- **Work item**
Look through the lines below and extract any with the word "likes".

== Records shown ==

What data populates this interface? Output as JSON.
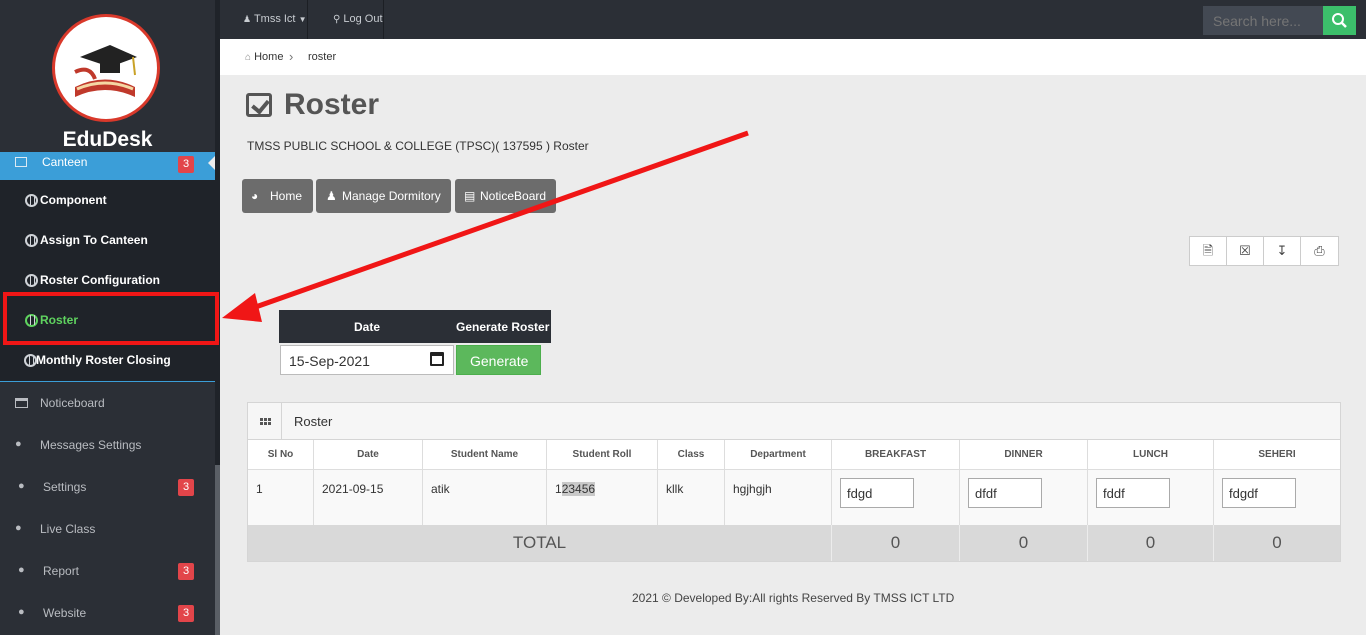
{
  "app": {
    "brand": "EduDesk"
  },
  "topbar": {
    "user_label": "Tmss Ict",
    "logout_label": "Log Out",
    "search_placeholder": "Search here..."
  },
  "sidebar": {
    "active_item": {
      "label": "Canteen",
      "badge": "3"
    },
    "sub_items": [
      {
        "label": "Component"
      },
      {
        "label": "Assign To Canteen"
      },
      {
        "label": "Roster Configuration"
      },
      {
        "label": "Roster",
        "active": true
      },
      {
        "label": "Monthly Roster Closing"
      }
    ],
    "items": [
      {
        "label": "Noticeboard",
        "badge": ""
      },
      {
        "label": "Messages Settings",
        "badge": ""
      },
      {
        "label": "Settings",
        "badge": "3"
      },
      {
        "label": "Live Class",
        "badge": ""
      },
      {
        "label": "Report",
        "badge": "3"
      },
      {
        "label": "Website",
        "badge": "3"
      }
    ]
  },
  "breadcrumb": {
    "home": "Home",
    "current": "roster"
  },
  "page": {
    "title": "Roster",
    "subtitle": "TMSS PUBLIC SCHOOL & COLLEGE (TPSC)( 137595 ) Roster",
    "buttons": {
      "home": "Home",
      "manage_dormitory": "Manage Dormitory",
      "noticeboard": "NoticeBoard"
    }
  },
  "generator": {
    "date_header": "Date",
    "generate_header": "Generate Roster",
    "date_value": "15-Sep-2021",
    "generate_button": "Generate"
  },
  "roster_table": {
    "panel_title": "Roster",
    "columns": [
      "Sl No",
      "Date",
      "Student Name",
      "Student Roll",
      "Class",
      "Department",
      "BREAKFAST",
      "DINNER",
      "LUNCH",
      "SEHERI"
    ],
    "rows": [
      {
        "sl_no": "1",
        "date": "2021-09-15",
        "student_name": "atik",
        "student_roll_prefix": "1",
        "student_roll_selected": "23456",
        "class": "kllk",
        "department": "hgjhgjh",
        "breakfast": "fdgd",
        "dinner": "dfdf",
        "lunch": "fddf",
        "seheri": "fdgdf"
      }
    ],
    "total_label": "TOTAL",
    "totals": {
      "breakfast": "0",
      "dinner": "0",
      "lunch": "0",
      "seheri": "0"
    }
  },
  "footer": {
    "text": "2021 © Developed By:All rights Reserved By TMSS ICT LTD"
  },
  "colors": {
    "sidebar": "#2b2f36",
    "active": "#3b9ed8",
    "badge": "#e2454a",
    "success": "#5cb85c",
    "annotation": "#f01616"
  }
}
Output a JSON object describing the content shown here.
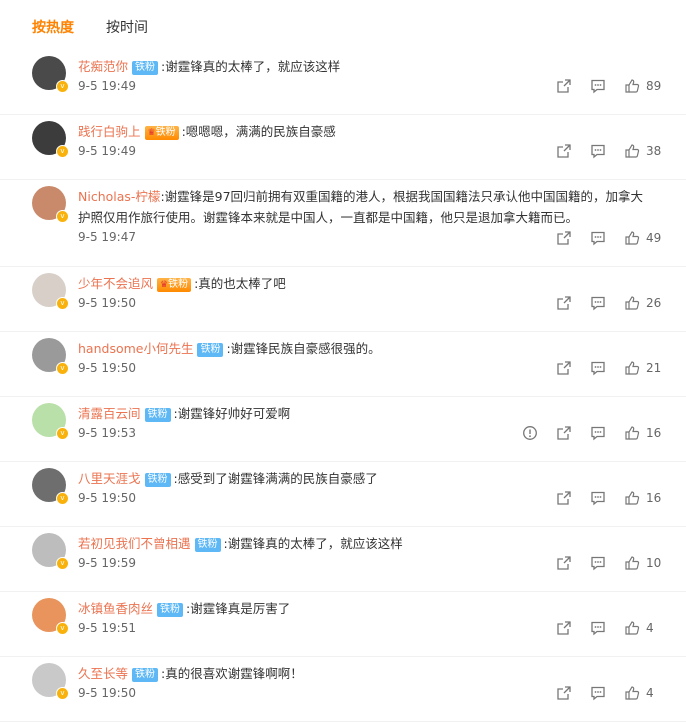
{
  "tabs": [
    {
      "label": "按热度",
      "active": true
    },
    {
      "label": "按时间",
      "active": false
    }
  ],
  "comments": [
    {
      "user": "花痴范你",
      "badge": "铁粉",
      "badge_type": "fan",
      "text": ":谢霆锋真的太棒了，就应该这样",
      "time": "9-5 19:49",
      "likes": "89",
      "avatar_color": "#4a4a4a"
    },
    {
      "user": "践行白驹上",
      "badge": "铁粉",
      "badge_type": "crown",
      "text": ":嗯嗯嗯，满满的民族自豪感",
      "time": "9-5 19:49",
      "likes": "38",
      "avatar_color": "#3c3c3c"
    },
    {
      "user": "Nicholas-柠檬",
      "badge": "",
      "badge_type": "none",
      "text": ":谢霆锋是97回归前拥有双重国籍的港人，根据我国国籍法只承认他中国国籍的，加拿大护照仅用作旅行使用。谢霆锋本来就是中国人，一直都是中国籍，他只是退加拿大籍而已。",
      "time": "9-5 19:47",
      "likes": "49",
      "avatar_color": "#c98a6b"
    },
    {
      "user": "少年不会追风",
      "badge": "铁粉",
      "badge_type": "crown",
      "text": ":真的也太棒了吧",
      "time": "9-5 19:50",
      "likes": "26",
      "avatar_color": "#d8cfc8"
    },
    {
      "user": "handsome小何先生",
      "badge": "铁粉",
      "badge_type": "fan",
      "text": ":谢霆锋民族自豪感很强的。",
      "time": "9-5 19:50",
      "likes": "21",
      "avatar_color": "#9a9a9a"
    },
    {
      "user": "清露百云间",
      "badge": "铁粉",
      "badge_type": "fan",
      "text": ":谢霆锋好帅好可爱啊",
      "time": "9-5 19:53",
      "likes": "16",
      "avatar_color": "#b9e0a8",
      "report": true
    },
    {
      "user": "八里天涯戈",
      "badge": "铁粉",
      "badge_type": "fan",
      "text": ":感受到了谢霆锋满满的民族自豪感了",
      "time": "9-5 19:50",
      "likes": "16",
      "avatar_color": "#6e6e6e"
    },
    {
      "user": "若初见我们不曾相遇",
      "badge": "铁粉",
      "badge_type": "fan",
      "text": ":谢霆锋真的太棒了，就应该这样",
      "time": "9-5 19:59",
      "likes": "10",
      "avatar_color": "#bdbdbd"
    },
    {
      "user": "冰镇鱼香肉丝",
      "badge": "铁粉",
      "badge_type": "fan",
      "text": ":谢霆锋真是厉害了",
      "time": "9-5 19:51",
      "likes": "4",
      "avatar_color": "#e8945c"
    },
    {
      "user": "久至长等",
      "badge": "铁粉",
      "badge_type": "fan",
      "text": ":真的很喜欢谢霆锋啊啊！",
      "time": "9-5 19:50",
      "likes": "4",
      "avatar_color": "#c9c9c9"
    }
  ],
  "icons": {
    "share": "share-icon",
    "comment": "comment-icon",
    "like": "like-icon",
    "report": "report-icon"
  },
  "colors": {
    "active_tab": "#ff8200",
    "username": "#eb7350",
    "fan_badge": "#5fb8f6"
  }
}
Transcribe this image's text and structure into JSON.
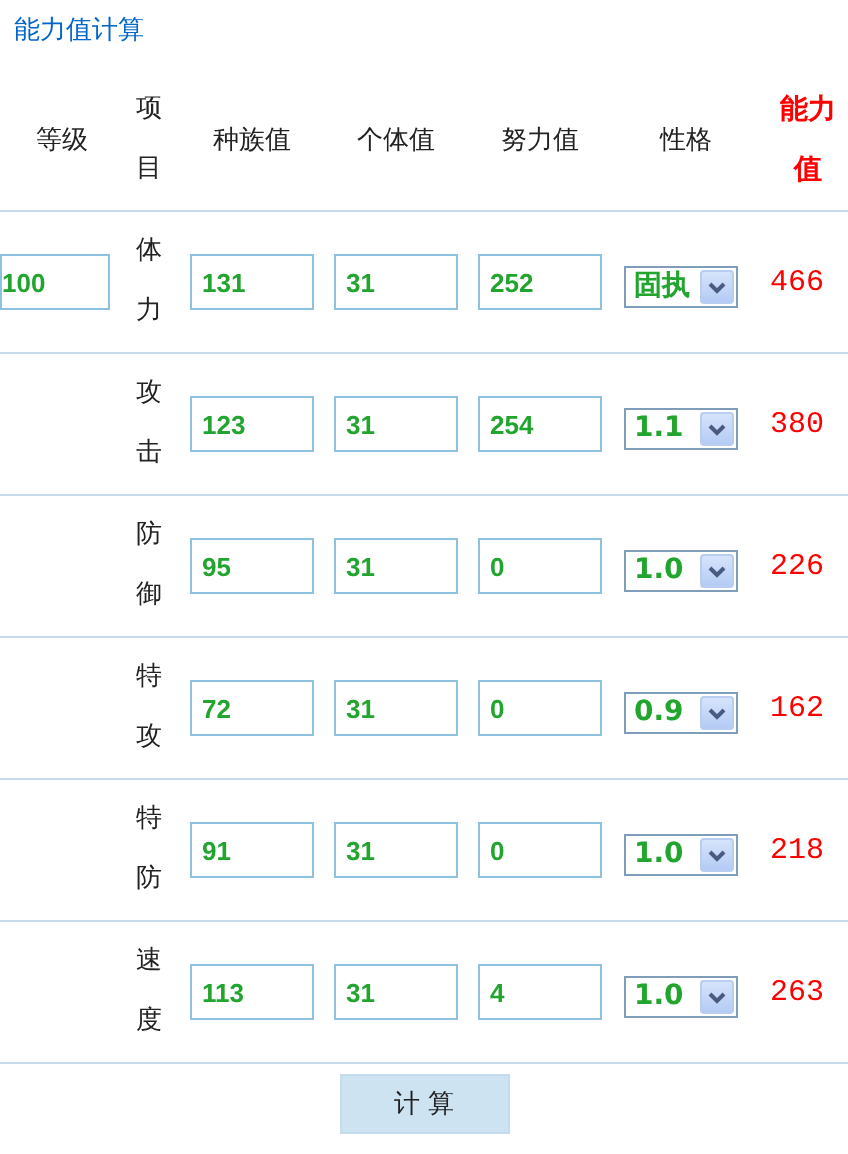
{
  "title": "能力值计算",
  "columns": [
    "等级",
    "项目",
    "种族值",
    "个体值",
    "努力值",
    "性格",
    "能力值"
  ],
  "level": "100",
  "rows": [
    {
      "stat": "体力",
      "base": "131",
      "iv": "31",
      "ev": "252",
      "nature": "固执",
      "result": "466"
    },
    {
      "stat": "攻击",
      "base": "123",
      "iv": "31",
      "ev": "254",
      "nature": "1.1",
      "result": "380"
    },
    {
      "stat": "防御",
      "base": "95",
      "iv": "31",
      "ev": "0",
      "nature": "1.0",
      "result": "226"
    },
    {
      "stat": "特攻",
      "base": "72",
      "iv": "31",
      "ev": "0",
      "nature": "0.9",
      "result": "162"
    },
    {
      "stat": "特防",
      "base": "91",
      "iv": "31",
      "ev": "0",
      "nature": "1.0",
      "result": "218"
    },
    {
      "stat": "速度",
      "base": "113",
      "iv": "31",
      "ev": "4",
      "nature": "1.0",
      "result": "263"
    }
  ],
  "button": "计 算"
}
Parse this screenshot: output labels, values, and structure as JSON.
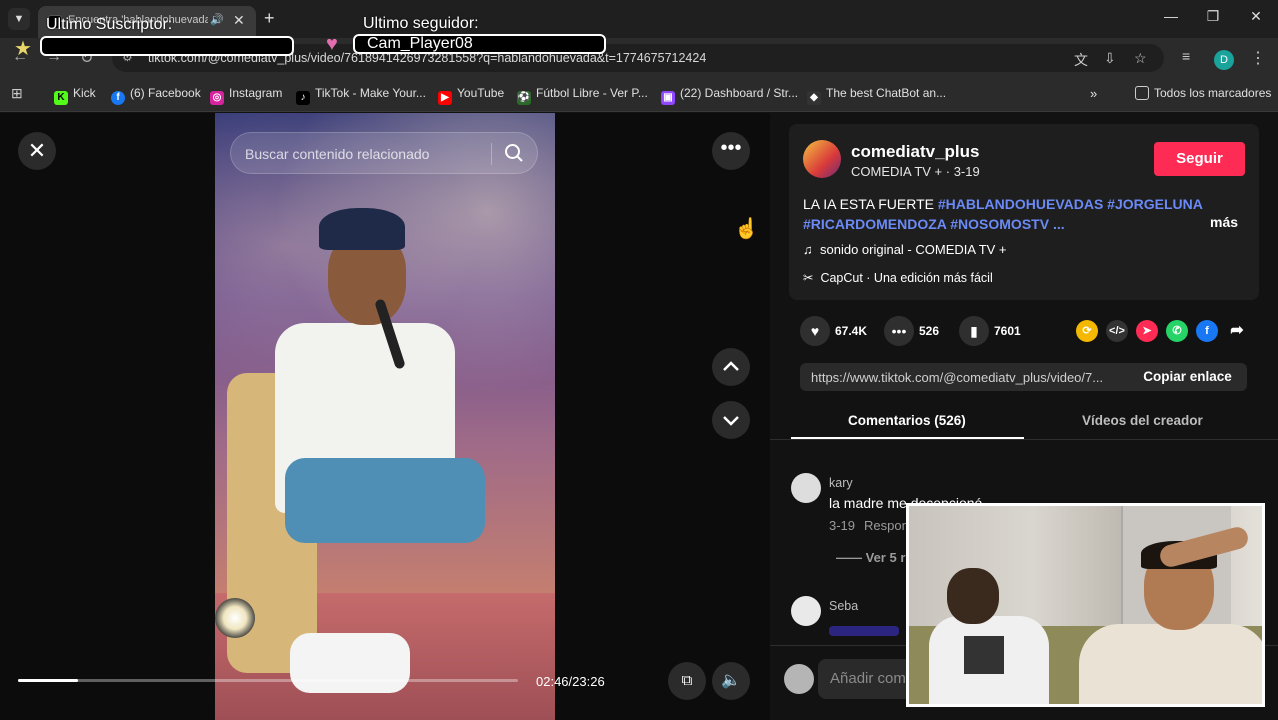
{
  "browser": {
    "tab_title": "Encuentra 'hablandohuevadas'",
    "url": "tiktok.com/@comediatv_plus/video/7618941426973281558?q=hablandohuevada&t=1774675712424",
    "profile_initial": "D",
    "bookmarks": [
      "Kick",
      "(6) Facebook",
      "Instagram",
      "TikTok - Make Your...",
      "YouTube",
      "Fútbol Libre - Ver P...",
      "(22) Dashboard / Str...",
      "The best ChatBot an..."
    ],
    "all_bookmarks_label": "Todos los marcadores"
  },
  "overlay": {
    "subscriber_label": "Ultimo Suscriptor:",
    "subscriber_value": "",
    "follower_label": "Ultimo seguidor:",
    "follower_value": "Cam_Player08"
  },
  "player": {
    "search_placeholder": "Buscar contenido relacionado",
    "time": "02:46/23:26",
    "progress": 0.12
  },
  "post": {
    "username": "comediatv_plus",
    "subline": "COMEDIA TV + · 3-19",
    "follow_label": "Seguir",
    "desc_prefix": "LA IA ESTA FUERTE ",
    "hashtags_line1": "#HABLANDOHUEVADAS #JORGELUNA",
    "hashtags_line2": "#RICARDOMENDOZA #NOSOMOSTV ...",
    "more_label": "más",
    "sound": "sonido original - COMEDIA TV +",
    "capcut": "CapCut · Una edición más fácil",
    "likes": "67.4K",
    "comments": "526",
    "saves": "7601",
    "link": "https://www.tiktok.com/@comediatv_plus/video/7...",
    "copy_label": "Copiar enlace"
  },
  "tabs": {
    "comments": "Comentarios (526)",
    "creator_videos": "Vídeos del creador"
  },
  "comments": [
    {
      "user": "kary",
      "text": "la madre me decepcionó",
      "date": "3-19",
      "reply": "Responder",
      "more": "Ver 5 r"
    },
    {
      "user": "Seba"
    }
  ],
  "comment_input_placeholder": "Añadir com",
  "colors": {
    "accent": "#fe2c55",
    "hashtag": "#6b8af6"
  }
}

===

- **Output of the task**
      "likes": "89",
      "likes": "38",
      "likes": "49",
      "likes": "26",
      "likes": "21",
      "likes": "16",
      "likes": "16",
      "likes": "10",
      "likes": "4",
      "likes": "4",
    "likes": "67.4K",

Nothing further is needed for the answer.